As they shed their fur or feathers, the undercoat starts to come in white, and may be more dense to keep the animal warm. But these animals have no control over this process, just like we have no control whether we get freckles or grey hair.
One of the most well known color changers are chameleons! Their color changes are also entirely hormonal, and it is a myth that they change color to blend into their surroundings. Instead, they use it to communicate their emotions and even regulate their body temperature!
Being ectothermic (cold blooded), chameleons would have a hard time controlling their body temperature without their ability to change color. When they are too hot, they will turn into a lighter color, and when they are too cold they will become darker. How they do this though is all about the layers of their skin.
The top layer of a chameleon’s skin is actually clear, but the layers of skin beneath are full of chromatophores, which are pigmented cells.
Under the first clear layer are xanthophore cells, which are yellow pigmented cells. Under that, you have the erythrophores which are red, then under that are the often times blueish iridophores. The last layer contain the melanophores which are brown colors, and what we humans have in our skin.
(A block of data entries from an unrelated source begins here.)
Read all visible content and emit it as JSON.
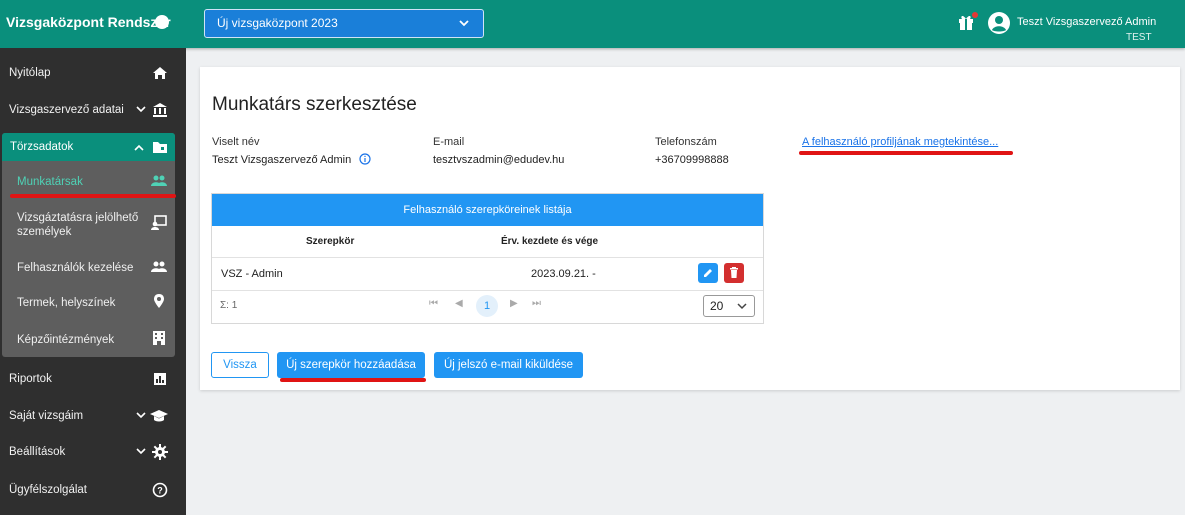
{
  "topbar": {
    "app_title": "Vizsgaközpont Rendszer",
    "center_select": "Új vizsgaközpont 2023",
    "user_name": "Teszt Vizsgaszervező Admin",
    "environment": "TEST",
    "icons": [
      "gift-icon",
      "account-circle-icon"
    ]
  },
  "sidebar": {
    "items": [
      {
        "label": "Nyitólap",
        "icon": "home-icon"
      },
      {
        "label": "Vizsgaszervező adatai",
        "icon": "bank-icon"
      },
      {
        "label": "Törzsadatok",
        "icon": "folder-icon"
      },
      {
        "label": "Riportok",
        "icon": "chart-icon"
      },
      {
        "label": "Saját vizsgáim",
        "icon": "graduation-cap-icon"
      },
      {
        "label": "Beállítások",
        "icon": "gear-icon"
      },
      {
        "label": "Ügyfélszolgálat",
        "icon": "help-icon"
      }
    ],
    "sub_items": [
      {
        "label": "Munkatársak",
        "icon": "people-icon",
        "active": true
      },
      {
        "label_line1": "Vizsgáztatásra jelölhető",
        "label_line2": "személyek",
        "icon": "presenter-icon"
      },
      {
        "label": "Felhasználók kezelése",
        "icon": "people-icon"
      },
      {
        "label": "Termek, helyszínek",
        "icon": "location-icon"
      },
      {
        "label": "Képzőintézmények",
        "icon": "building-icon"
      }
    ]
  },
  "main": {
    "title": "Munkatárs szerkesztése",
    "fields": [
      {
        "label": "Viselt név",
        "value": "Teszt Vizsgaszervező Admin"
      },
      {
        "label": "E-mail",
        "value": "tesztvszadmin@edudev.hu"
      },
      {
        "label": "Telefonszám",
        "value": "+36709998888"
      }
    ],
    "profile_link": "A felhasználó profiljának megtekintése...",
    "role_table": {
      "title": "Felhasználó szerepköreinek listája",
      "columns": [
        "Szerepkör",
        "Érv. kezdete és vége"
      ],
      "rows": [
        {
          "role": "VSZ - Admin",
          "validity": "2023.09.21. -"
        }
      ],
      "sum": "Σ: 1",
      "page": "1",
      "per_page": "20"
    },
    "buttons": {
      "back": "Vissza",
      "add_role": "Új szerepkör hozzáadása",
      "send_password": "Új jelszó e-mail kiküldése"
    }
  },
  "colors": {
    "brand": "#0a8f7c",
    "accent": "#2196f3",
    "danger": "#d32f2f",
    "highlight_underline": "#e01414"
  }
}
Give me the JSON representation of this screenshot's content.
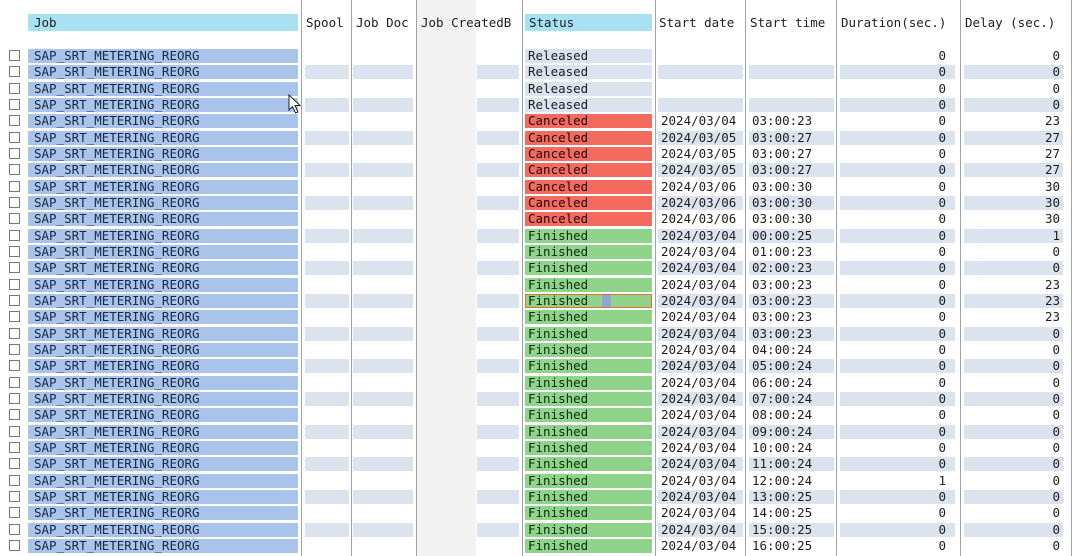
{
  "columns": {
    "job": "Job",
    "spool": "Spool",
    "job_doc": "Job Doc",
    "job_created_by": "Job CreatedB",
    "status": "Status",
    "start_date": "Start date",
    "start_time": "Start time",
    "duration": "Duration(sec.)",
    "delay": "Delay (sec.)"
  },
  "status_colors": {
    "Released": "#dbe3ee",
    "Canceled": "#f56a5e",
    "Finished": "#8fd48a"
  },
  "rows": [
    {
      "job": "SAP_SRT_METERING_REORG",
      "status": "Released",
      "start_date": "",
      "start_time": "",
      "duration": "0",
      "delay": "0"
    },
    {
      "job": "SAP_SRT_METERING_REORG",
      "status": "Released",
      "start_date": "",
      "start_time": "",
      "duration": "0",
      "delay": "0"
    },
    {
      "job": "SAP_SRT_METERING_REORG",
      "status": "Released",
      "start_date": "",
      "start_time": "",
      "duration": "0",
      "delay": "0"
    },
    {
      "job": "SAP_SRT_METERING_REORG",
      "status": "Released",
      "start_date": "",
      "start_time": "",
      "duration": "0",
      "delay": "0"
    },
    {
      "job": "SAP_SRT_METERING_REORG",
      "status": "Canceled",
      "start_date": "2024/03/04",
      "start_time": "03:00:23",
      "duration": "0",
      "delay": "23"
    },
    {
      "job": "SAP_SRT_METERING_REORG",
      "status": "Canceled",
      "start_date": "2024/03/05",
      "start_time": "03:00:27",
      "duration": "0",
      "delay": "27"
    },
    {
      "job": "SAP_SRT_METERING_REORG",
      "status": "Canceled",
      "start_date": "2024/03/05",
      "start_time": "03:00:27",
      "duration": "0",
      "delay": "27"
    },
    {
      "job": "SAP_SRT_METERING_REORG",
      "status": "Canceled",
      "start_date": "2024/03/05",
      "start_time": "03:00:27",
      "duration": "0",
      "delay": "27"
    },
    {
      "job": "SAP_SRT_METERING_REORG",
      "status": "Canceled",
      "start_date": "2024/03/06",
      "start_time": "03:00:30",
      "duration": "0",
      "delay": "30"
    },
    {
      "job": "SAP_SRT_METERING_REORG",
      "status": "Canceled",
      "start_date": "2024/03/06",
      "start_time": "03:00:30",
      "duration": "0",
      "delay": "30"
    },
    {
      "job": "SAP_SRT_METERING_REORG",
      "status": "Canceled",
      "start_date": "2024/03/06",
      "start_time": "03:00:30",
      "duration": "0",
      "delay": "30"
    },
    {
      "job": "SAP_SRT_METERING_REORG",
      "status": "Finished",
      "start_date": "2024/03/04",
      "start_time": "00:00:25",
      "duration": "0",
      "delay": "1"
    },
    {
      "job": "SAP_SRT_METERING_REORG",
      "status": "Finished",
      "start_date": "2024/03/04",
      "start_time": "01:00:23",
      "duration": "0",
      "delay": "0"
    },
    {
      "job": "SAP_SRT_METERING_REORG",
      "status": "Finished",
      "start_date": "2024/03/04",
      "start_time": "02:00:23",
      "duration": "0",
      "delay": "0"
    },
    {
      "job": "SAP_SRT_METERING_REORG",
      "status": "Finished",
      "start_date": "2024/03/04",
      "start_time": "03:00:23",
      "duration": "0",
      "delay": "23"
    },
    {
      "job": "SAP_SRT_METERING_REORG",
      "status": "Finished",
      "start_date": "2024/03/04",
      "start_time": "03:00:23",
      "duration": "0",
      "delay": "23",
      "focused": true
    },
    {
      "job": "SAP_SRT_METERING_REORG",
      "status": "Finished",
      "start_date": "2024/03/04",
      "start_time": "03:00:23",
      "duration": "0",
      "delay": "23"
    },
    {
      "job": "SAP_SRT_METERING_REORG",
      "status": "Finished",
      "start_date": "2024/03/04",
      "start_time": "03:00:23",
      "duration": "0",
      "delay": "0"
    },
    {
      "job": "SAP_SRT_METERING_REORG",
      "status": "Finished",
      "start_date": "2024/03/04",
      "start_time": "04:00:24",
      "duration": "0",
      "delay": "0"
    },
    {
      "job": "SAP_SRT_METERING_REORG",
      "status": "Finished",
      "start_date": "2024/03/04",
      "start_time": "05:00:24",
      "duration": "0",
      "delay": "0"
    },
    {
      "job": "SAP_SRT_METERING_REORG",
      "status": "Finished",
      "start_date": "2024/03/04",
      "start_time": "06:00:24",
      "duration": "0",
      "delay": "0"
    },
    {
      "job": "SAP_SRT_METERING_REORG",
      "status": "Finished",
      "start_date": "2024/03/04",
      "start_time": "07:00:24",
      "duration": "0",
      "delay": "0"
    },
    {
      "job": "SAP_SRT_METERING_REORG",
      "status": "Finished",
      "start_date": "2024/03/04",
      "start_time": "08:00:24",
      "duration": "0",
      "delay": "0"
    },
    {
      "job": "SAP_SRT_METERING_REORG",
      "status": "Finished",
      "start_date": "2024/03/04",
      "start_time": "09:00:24",
      "duration": "0",
      "delay": "0"
    },
    {
      "job": "SAP_SRT_METERING_REORG",
      "status": "Finished",
      "start_date": "2024/03/04",
      "start_time": "10:00:24",
      "duration": "0",
      "delay": "0"
    },
    {
      "job": "SAP_SRT_METERING_REORG",
      "status": "Finished",
      "start_date": "2024/03/04",
      "start_time": "11:00:24",
      "duration": "0",
      "delay": "0"
    },
    {
      "job": "SAP_SRT_METERING_REORG",
      "status": "Finished",
      "start_date": "2024/03/04",
      "start_time": "12:00:24",
      "duration": "1",
      "delay": "0"
    },
    {
      "job": "SAP_SRT_METERING_REORG",
      "status": "Finished",
      "start_date": "2024/03/04",
      "start_time": "13:00:25",
      "duration": "0",
      "delay": "0"
    },
    {
      "job": "SAP_SRT_METERING_REORG",
      "status": "Finished",
      "start_date": "2024/03/04",
      "start_time": "14:00:25",
      "duration": "0",
      "delay": "0"
    },
    {
      "job": "SAP_SRT_METERING_REORG",
      "status": "Finished",
      "start_date": "2024/03/04",
      "start_time": "15:00:25",
      "duration": "0",
      "delay": "0"
    },
    {
      "job": "SAP_SRT_METERING_REORG",
      "status": "Finished",
      "start_date": "2024/03/04",
      "start_time": "16:00:25",
      "duration": "0",
      "delay": "0"
    }
  ]
}
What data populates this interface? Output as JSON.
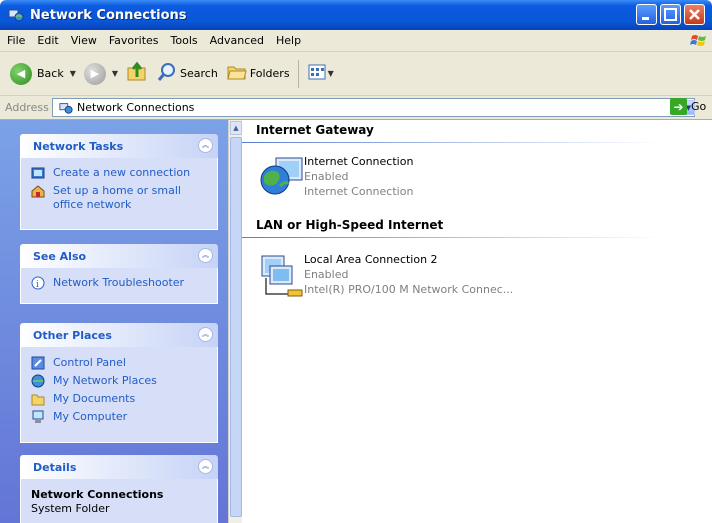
{
  "window": {
    "title": "Network Connections"
  },
  "menu": [
    "File",
    "Edit",
    "View",
    "Favorites",
    "Tools",
    "Advanced",
    "Help"
  ],
  "toolbar": {
    "back_label": "Back",
    "search_label": "Search",
    "folders_label": "Folders"
  },
  "address": {
    "label": "Address",
    "value": "Network Connections",
    "go_label": "Go"
  },
  "left_pane": {
    "network_tasks": {
      "title": "Network Tasks",
      "items": [
        "Create a new connection",
        "Set up a home or small office network"
      ]
    },
    "see_also": {
      "title": "See Also",
      "items": [
        "Network Troubleshooter"
      ]
    },
    "other_places": {
      "title": "Other Places",
      "items": [
        "Control Panel",
        "My Network Places",
        "My Documents",
        "My Computer"
      ]
    },
    "details": {
      "title": "Details",
      "name": "Network Connections",
      "type": "System Folder"
    }
  },
  "content": {
    "groups": [
      {
        "title": "Internet Gateway",
        "items": [
          {
            "name": "Internet Connection",
            "status": "Enabled",
            "device": "Internet Connection"
          }
        ]
      },
      {
        "title": "LAN or High-Speed Internet",
        "items": [
          {
            "name": "Local Area Connection 2",
            "status": "Enabled",
            "device": "Intel(R) PRO/100 M Network Connec..."
          }
        ]
      }
    ]
  },
  "colors": {
    "title_blue": "#0a58d8",
    "task_link": "#215dc6",
    "pane_blue": "#6375d6"
  }
}
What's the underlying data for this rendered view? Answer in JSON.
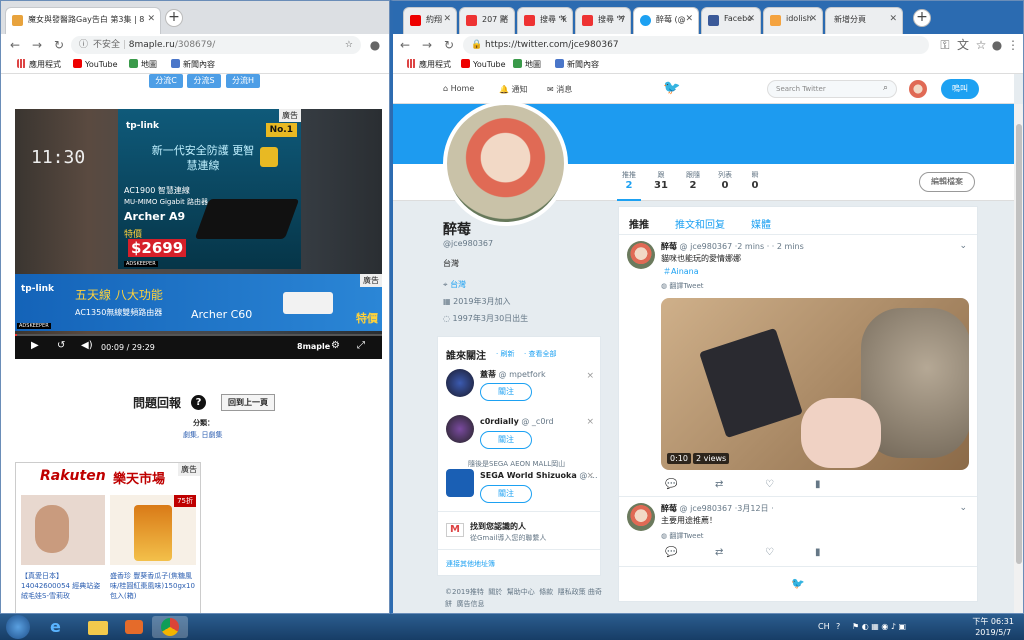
{
  "left_window": {
    "tab_title": "魔女與發醫路Gay告白 第3集 | 8",
    "url_prefix": "不安全",
    "url_host": "8maple.ru",
    "url_path": "/308679/",
    "bookmarks": [
      "應用程式",
      "YouTube",
      "地圖",
      "新聞內容"
    ],
    "stream_buttons": [
      "分流C",
      "分流S",
      "分流H"
    ],
    "video": {
      "clock_text": "11:30",
      "ad1": {
        "tag": "廣告",
        "brand": "tp-link",
        "badge": "No.1",
        "headline": "新一代安全防護 更智慧連線",
        "spec1": "AC1900 智慧連線",
        "spec2": "MU-MIMO Gigabit 路由器",
        "model": "Archer A9",
        "price_label": "特價",
        "price": "$2699",
        "keeper": "ADSKEEPER"
      },
      "ad2": {
        "tag": "廣告",
        "brand": "tp-link",
        "headline": "五天線 八大功能",
        "spec": "AC1350無線雙頻路由器",
        "model": "Archer C60",
        "price_label": "特價",
        "keeper": "ADSKEEPER"
      },
      "time": "00:09 / 29:29",
      "watermark": "8maple",
      "progress_fraction": 0.005
    },
    "feedback": {
      "title": "問題回報",
      "back_button": "回到上一頁",
      "category_label": "分類：",
      "category_value": "劇集, 日劇集"
    },
    "rakuten": {
      "tag": "廣告",
      "brand": "Rakuten",
      "brand_cn": "樂天市場",
      "discount": "75折",
      "item1": "【真愛日本】14042600054 經典站姿絨毛娃S-雪莉玫",
      "item2": "盛香珍 豐葵香瓜子(焦糖風味/桂圓紅棗風味)150gx10包入(箱)"
    }
  },
  "right_window": {
    "tabs": [
      "約翔",
      "207 點",
      "搜尋 \"k",
      "搜尋 \"7",
      "醉莓 (@",
      "Facebo",
      "idolish",
      "新增分頁"
    ],
    "url": "https://twitter.com/jce980367",
    "bookmarks": [
      "應用程式",
      "YouTube",
      "地圖",
      "新聞內容"
    ]
  },
  "twitter": {
    "nav": {
      "home": "Home",
      "notifications": "通知",
      "messages": "消息",
      "search_placeholder": "Search Twitter",
      "tweet_button": "嗚叫"
    },
    "stats": [
      {
        "label": "推推",
        "value": "2"
      },
      {
        "label": "跟",
        "value": "31"
      },
      {
        "label": "跟隨",
        "value": "2"
      },
      {
        "label": "列表",
        "value": "0"
      },
      {
        "label": "瞬",
        "value": "0"
      }
    ],
    "edit_profile": "編輯檔案",
    "profile": {
      "name": "醉莓",
      "handle": "@jce980367",
      "location_text": "台灣",
      "location_link": "台灣",
      "joined": "2019年3月加入",
      "birthday": "1997年3月30日出生"
    },
    "who_to_follow": {
      "title": "誰來關注",
      "refresh": "· 刷新",
      "view_all": "· 查看全部",
      "follow_label": "關注",
      "users": [
        {
          "name": "蓋蒂",
          "handle": "@ mpetfork"
        },
        {
          "name": "c0rdially",
          "handle": "@ _c0rd"
        },
        {
          "name": "SEGA World Shizuoka",
          "handle": "@ ...",
          "context": "隨後是SEGA AEON MALL岡山"
        }
      ]
    },
    "find_people": {
      "title": "找到您認識的人",
      "subtitle": "從Gmail導入您的聯繫人",
      "link": "連接其他地址簿"
    },
    "footer": [
      "©2019推特",
      "關於",
      "幫助中心",
      "條款",
      "隱私政策",
      "曲奇餅",
      "廣告信息"
    ],
    "tabs": [
      "推推",
      "推文和回复",
      "媒體"
    ],
    "tweets": [
      {
        "name": "醉莓",
        "handle": "@ jce980367",
        "time": "·2 mins · · 2 mins",
        "text": "貓咪也能玩的愛情娜娜",
        "hashtag": "＃Ainana",
        "translate": "翻譯Tweet",
        "video_time": "0:10",
        "views": "2 views"
      },
      {
        "name": "醉莓",
        "handle": "@ jce980367",
        "time": "·3月12日 ·",
        "text": "主要用途推薦！",
        "translate": "翻譯Tweet"
      }
    ]
  },
  "taskbar": {
    "ime": "CH",
    "time": "下午 06:31",
    "date": "2019/5/7"
  }
}
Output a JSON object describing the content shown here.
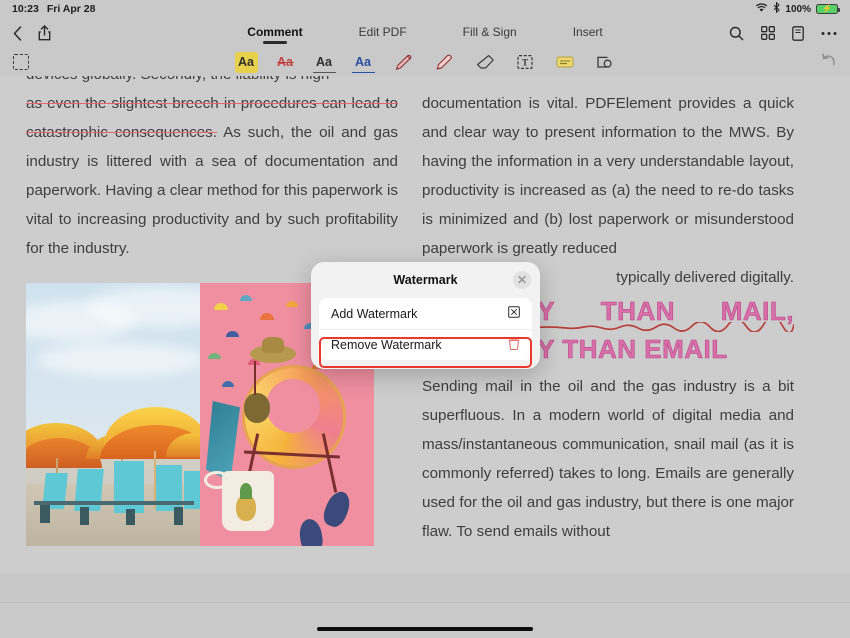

Each of these cells expand and contract based on the hormones of the chameleon. When a chameleon is a dark color, it may mean that it’s stressed, or cold. When it’s green it’s in a happy mood, and it turns red or blue when it is excited or stimulated.
Can you read the mood of this panther chameleon (Furcifer pardalis)?
Another amazing family of color changing creatures are the cephalopods! These include cuttlefish, squid, octopus etc.
They are able to change colors rapidly, and are mostly able to control it using chromatophores. Chromatophores are stretchy sacks full of pigment, connected to muscles, which expand and contract the chromatophores. When the chromatophore expands, the color shows more than when it contracts.
The muscles that control the cells are connected to the nervous system, so the cephalopod has complete control of the chromatophore’s movement. This is how it can change color so fast and accurate.
But the chromatophores only produce shades of black, brown, yellow, orange, and red pigments.
The other colors, including greens, blues, and iridescent colors, are created by the iridophores.
Iridophores are Chromatophores that reflect light using crystalline plates. They create iridescent colors. The orientation of the crystalline plates determines the colors it will show.
In cephalopods, the Iridophores are under a layer of chromatophores, so the amount that the chromatophore expands and contracts also determines how much of the Iridophores are shown. The movement of the Iridophores, unlike the movement of the chromatophores, are not controlled by the nervous system. Recent studies have shown that they may actually be controlled by hormones of the cephalopod.
You can learn more about the amazing cephalopods here!
*Answer to the mood of the panther chameleon: “It’s a little cold outside, but I’m happy and stimulated!”